- Literally, the WHOLE chicken
- Which means, it may potentially come with a head, feet, and internal organs
How do I prepare it?
- You will need to clean and then cut the chicken into pieces (quarters will suffice)
- Some people prefer to skin the chicken and make the soup without the skin and reduce the amount of fat by trimming any fat off the chicken first
- The Chinese will use the ENTIRE chicken (except the head), including the feet for their soup
- Put the chicken into boiling water first, drain and then put the cooked chicken into the boiling soup base
Where can I buy this?
- In any supermarket, you can purchase them fresh or frozen
What is the cost?
- Depending on size and quality, you can purchase a frozen whole chicken for around $7 – $15 CAD / chicken
- Fresh can vary as well ranging from $7 – $20 CAD / chicken
- In Hong Kong wet marts, vendors are being phased out from carrying live chickens to date, but they range from $78 – $120 HKD / chicken (this applies to frozen chickens in wet mart as well)
- Boiled white meat is healthier to consume than red meats
- Using the whole chicken (bones and all) helps with providing collagen
- Skinless and boiled chicken is a great low-fat protein. It is lower in calories, fats and saturated fats than most other meats
- Chicken is extremely dense in nutrients, including protein, zinc, iron, phosphorous, riboflavin, thiamin and niacin
- Wash your hands and cutting utensils thoroughly after handling raw poultry to avoid cross-contamination like salmonella
I am a big fan of using the whole chicken.

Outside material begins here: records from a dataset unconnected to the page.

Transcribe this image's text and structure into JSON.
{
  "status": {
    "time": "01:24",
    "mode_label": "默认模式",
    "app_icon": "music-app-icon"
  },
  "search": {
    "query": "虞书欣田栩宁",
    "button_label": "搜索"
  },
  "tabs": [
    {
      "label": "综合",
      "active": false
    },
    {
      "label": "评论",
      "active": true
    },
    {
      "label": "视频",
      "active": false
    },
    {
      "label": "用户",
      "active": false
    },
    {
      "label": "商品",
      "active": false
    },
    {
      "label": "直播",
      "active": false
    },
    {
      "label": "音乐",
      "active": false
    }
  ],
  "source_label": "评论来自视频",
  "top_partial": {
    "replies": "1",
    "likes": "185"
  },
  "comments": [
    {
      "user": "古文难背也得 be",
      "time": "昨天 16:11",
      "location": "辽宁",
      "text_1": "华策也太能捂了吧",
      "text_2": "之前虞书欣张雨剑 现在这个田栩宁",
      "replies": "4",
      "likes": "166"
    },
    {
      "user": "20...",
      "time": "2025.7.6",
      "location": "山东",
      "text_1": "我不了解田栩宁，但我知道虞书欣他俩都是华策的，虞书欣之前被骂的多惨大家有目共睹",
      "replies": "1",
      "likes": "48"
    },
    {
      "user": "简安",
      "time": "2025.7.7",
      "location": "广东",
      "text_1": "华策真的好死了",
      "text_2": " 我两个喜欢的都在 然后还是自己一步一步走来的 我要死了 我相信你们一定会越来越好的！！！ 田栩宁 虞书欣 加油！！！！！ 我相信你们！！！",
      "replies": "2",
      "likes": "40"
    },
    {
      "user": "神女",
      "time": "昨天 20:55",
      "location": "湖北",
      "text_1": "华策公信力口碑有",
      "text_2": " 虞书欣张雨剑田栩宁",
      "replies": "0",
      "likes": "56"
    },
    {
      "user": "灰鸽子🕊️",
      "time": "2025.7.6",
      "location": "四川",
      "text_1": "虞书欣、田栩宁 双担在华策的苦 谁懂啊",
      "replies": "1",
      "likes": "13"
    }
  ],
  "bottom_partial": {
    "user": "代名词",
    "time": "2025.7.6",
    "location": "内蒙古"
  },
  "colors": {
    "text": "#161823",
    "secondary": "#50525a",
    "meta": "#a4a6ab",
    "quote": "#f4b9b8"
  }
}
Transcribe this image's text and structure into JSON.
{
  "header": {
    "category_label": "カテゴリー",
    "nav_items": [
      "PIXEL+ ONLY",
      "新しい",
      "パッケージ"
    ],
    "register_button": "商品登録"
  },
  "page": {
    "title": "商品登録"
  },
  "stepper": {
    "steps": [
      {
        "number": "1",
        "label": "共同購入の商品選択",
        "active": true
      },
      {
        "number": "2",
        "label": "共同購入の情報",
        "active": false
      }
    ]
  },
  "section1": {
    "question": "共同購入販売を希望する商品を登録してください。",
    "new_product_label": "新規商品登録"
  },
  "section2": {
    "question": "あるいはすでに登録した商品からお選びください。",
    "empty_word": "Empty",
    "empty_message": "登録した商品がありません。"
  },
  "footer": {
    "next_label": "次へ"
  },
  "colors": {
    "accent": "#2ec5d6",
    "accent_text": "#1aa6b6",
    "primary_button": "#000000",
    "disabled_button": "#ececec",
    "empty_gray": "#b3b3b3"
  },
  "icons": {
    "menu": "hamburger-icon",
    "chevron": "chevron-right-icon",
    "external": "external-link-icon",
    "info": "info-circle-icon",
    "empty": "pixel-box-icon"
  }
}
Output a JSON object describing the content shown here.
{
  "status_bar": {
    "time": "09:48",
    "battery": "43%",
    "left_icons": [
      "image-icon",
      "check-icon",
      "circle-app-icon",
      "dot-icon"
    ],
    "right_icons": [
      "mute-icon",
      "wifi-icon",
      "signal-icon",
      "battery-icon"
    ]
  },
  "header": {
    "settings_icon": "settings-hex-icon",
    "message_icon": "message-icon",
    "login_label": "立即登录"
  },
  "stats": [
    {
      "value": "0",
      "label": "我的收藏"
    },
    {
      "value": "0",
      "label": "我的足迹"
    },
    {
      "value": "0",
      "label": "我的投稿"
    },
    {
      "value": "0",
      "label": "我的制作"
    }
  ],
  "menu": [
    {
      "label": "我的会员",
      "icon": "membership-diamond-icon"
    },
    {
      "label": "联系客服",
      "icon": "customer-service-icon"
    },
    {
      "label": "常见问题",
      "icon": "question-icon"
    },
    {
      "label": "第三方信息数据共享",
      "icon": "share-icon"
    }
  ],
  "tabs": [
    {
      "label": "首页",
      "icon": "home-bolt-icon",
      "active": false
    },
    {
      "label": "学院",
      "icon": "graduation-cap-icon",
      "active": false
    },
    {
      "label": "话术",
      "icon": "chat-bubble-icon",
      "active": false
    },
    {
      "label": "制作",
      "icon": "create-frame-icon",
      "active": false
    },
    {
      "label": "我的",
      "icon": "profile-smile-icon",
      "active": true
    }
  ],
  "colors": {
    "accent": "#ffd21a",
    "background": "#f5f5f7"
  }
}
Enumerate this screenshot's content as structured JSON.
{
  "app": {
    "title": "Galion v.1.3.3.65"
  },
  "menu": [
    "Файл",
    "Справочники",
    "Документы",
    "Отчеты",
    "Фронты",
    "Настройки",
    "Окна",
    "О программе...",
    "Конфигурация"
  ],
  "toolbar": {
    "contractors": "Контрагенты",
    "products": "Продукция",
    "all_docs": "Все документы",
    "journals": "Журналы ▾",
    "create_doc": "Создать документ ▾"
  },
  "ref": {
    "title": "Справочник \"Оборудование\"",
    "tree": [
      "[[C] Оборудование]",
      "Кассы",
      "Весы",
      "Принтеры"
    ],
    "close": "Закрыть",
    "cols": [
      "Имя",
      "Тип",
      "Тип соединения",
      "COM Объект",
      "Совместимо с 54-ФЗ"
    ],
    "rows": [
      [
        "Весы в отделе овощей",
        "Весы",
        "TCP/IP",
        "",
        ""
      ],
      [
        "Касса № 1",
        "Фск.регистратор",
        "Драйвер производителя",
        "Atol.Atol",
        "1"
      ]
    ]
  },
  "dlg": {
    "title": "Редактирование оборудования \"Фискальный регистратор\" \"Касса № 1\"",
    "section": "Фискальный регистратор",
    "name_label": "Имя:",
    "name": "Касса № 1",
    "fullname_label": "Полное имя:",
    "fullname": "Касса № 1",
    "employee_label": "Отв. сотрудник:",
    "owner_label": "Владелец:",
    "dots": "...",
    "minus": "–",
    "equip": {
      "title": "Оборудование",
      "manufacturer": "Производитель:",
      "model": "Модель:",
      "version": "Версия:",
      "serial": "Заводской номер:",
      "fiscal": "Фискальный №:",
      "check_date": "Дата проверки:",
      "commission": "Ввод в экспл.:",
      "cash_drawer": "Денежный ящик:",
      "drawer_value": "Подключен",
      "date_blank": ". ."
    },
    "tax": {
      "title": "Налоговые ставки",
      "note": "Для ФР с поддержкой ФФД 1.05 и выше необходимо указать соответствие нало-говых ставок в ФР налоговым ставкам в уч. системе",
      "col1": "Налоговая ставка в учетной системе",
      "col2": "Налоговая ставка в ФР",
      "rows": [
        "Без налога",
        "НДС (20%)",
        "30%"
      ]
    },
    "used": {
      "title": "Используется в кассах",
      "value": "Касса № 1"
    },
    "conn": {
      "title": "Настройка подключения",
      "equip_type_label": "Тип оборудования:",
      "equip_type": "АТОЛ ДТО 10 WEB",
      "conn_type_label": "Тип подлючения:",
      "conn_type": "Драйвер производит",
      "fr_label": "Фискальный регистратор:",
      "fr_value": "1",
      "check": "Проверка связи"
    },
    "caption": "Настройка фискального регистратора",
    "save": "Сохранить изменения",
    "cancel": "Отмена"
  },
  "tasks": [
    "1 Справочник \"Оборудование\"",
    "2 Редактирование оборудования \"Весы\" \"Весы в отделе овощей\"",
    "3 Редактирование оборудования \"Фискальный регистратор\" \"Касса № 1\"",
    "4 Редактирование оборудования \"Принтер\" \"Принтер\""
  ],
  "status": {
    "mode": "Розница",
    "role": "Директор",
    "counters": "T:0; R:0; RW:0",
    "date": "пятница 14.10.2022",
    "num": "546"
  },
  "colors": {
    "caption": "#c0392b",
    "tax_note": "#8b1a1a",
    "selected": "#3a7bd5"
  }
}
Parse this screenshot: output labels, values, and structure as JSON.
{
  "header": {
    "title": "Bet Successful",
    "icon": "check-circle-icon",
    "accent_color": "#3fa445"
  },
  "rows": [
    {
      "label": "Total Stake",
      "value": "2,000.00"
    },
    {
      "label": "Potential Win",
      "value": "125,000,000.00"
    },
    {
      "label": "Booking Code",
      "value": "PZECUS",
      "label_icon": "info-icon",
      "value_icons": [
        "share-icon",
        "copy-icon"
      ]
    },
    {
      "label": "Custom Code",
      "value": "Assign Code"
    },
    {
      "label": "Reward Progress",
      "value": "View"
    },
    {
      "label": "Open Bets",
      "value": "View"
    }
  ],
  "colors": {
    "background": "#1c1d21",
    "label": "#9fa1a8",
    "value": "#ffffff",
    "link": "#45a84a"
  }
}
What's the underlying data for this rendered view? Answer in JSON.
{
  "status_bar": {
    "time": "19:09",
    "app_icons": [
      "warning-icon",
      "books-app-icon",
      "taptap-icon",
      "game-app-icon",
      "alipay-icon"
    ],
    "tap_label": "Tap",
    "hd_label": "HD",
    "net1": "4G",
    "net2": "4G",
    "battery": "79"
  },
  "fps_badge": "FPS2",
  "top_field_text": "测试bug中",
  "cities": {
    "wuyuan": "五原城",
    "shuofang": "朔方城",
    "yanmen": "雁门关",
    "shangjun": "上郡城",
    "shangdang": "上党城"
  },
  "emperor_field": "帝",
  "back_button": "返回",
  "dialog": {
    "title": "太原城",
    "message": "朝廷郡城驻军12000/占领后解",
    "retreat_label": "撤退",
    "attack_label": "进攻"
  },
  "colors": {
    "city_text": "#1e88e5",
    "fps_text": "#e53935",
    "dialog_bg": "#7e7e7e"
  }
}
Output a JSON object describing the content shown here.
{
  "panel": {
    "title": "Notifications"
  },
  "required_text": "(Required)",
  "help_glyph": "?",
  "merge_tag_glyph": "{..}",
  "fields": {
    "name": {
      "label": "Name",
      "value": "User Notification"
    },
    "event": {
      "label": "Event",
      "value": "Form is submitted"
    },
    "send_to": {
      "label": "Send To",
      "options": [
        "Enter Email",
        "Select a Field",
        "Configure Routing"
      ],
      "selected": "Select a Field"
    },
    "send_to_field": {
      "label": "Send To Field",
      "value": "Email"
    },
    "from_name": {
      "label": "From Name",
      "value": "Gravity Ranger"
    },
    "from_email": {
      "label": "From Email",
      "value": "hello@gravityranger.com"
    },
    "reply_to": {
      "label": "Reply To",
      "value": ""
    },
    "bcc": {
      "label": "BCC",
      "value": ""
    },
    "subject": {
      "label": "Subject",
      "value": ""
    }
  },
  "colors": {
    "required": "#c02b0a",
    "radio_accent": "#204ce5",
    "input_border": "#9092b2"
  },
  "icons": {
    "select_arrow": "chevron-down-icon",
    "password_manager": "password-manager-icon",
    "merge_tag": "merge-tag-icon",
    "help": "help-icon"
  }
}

It always seems to taste better with the whole chicken and I highly enjoy eating the meat with the soup – it makes for a hearty meal.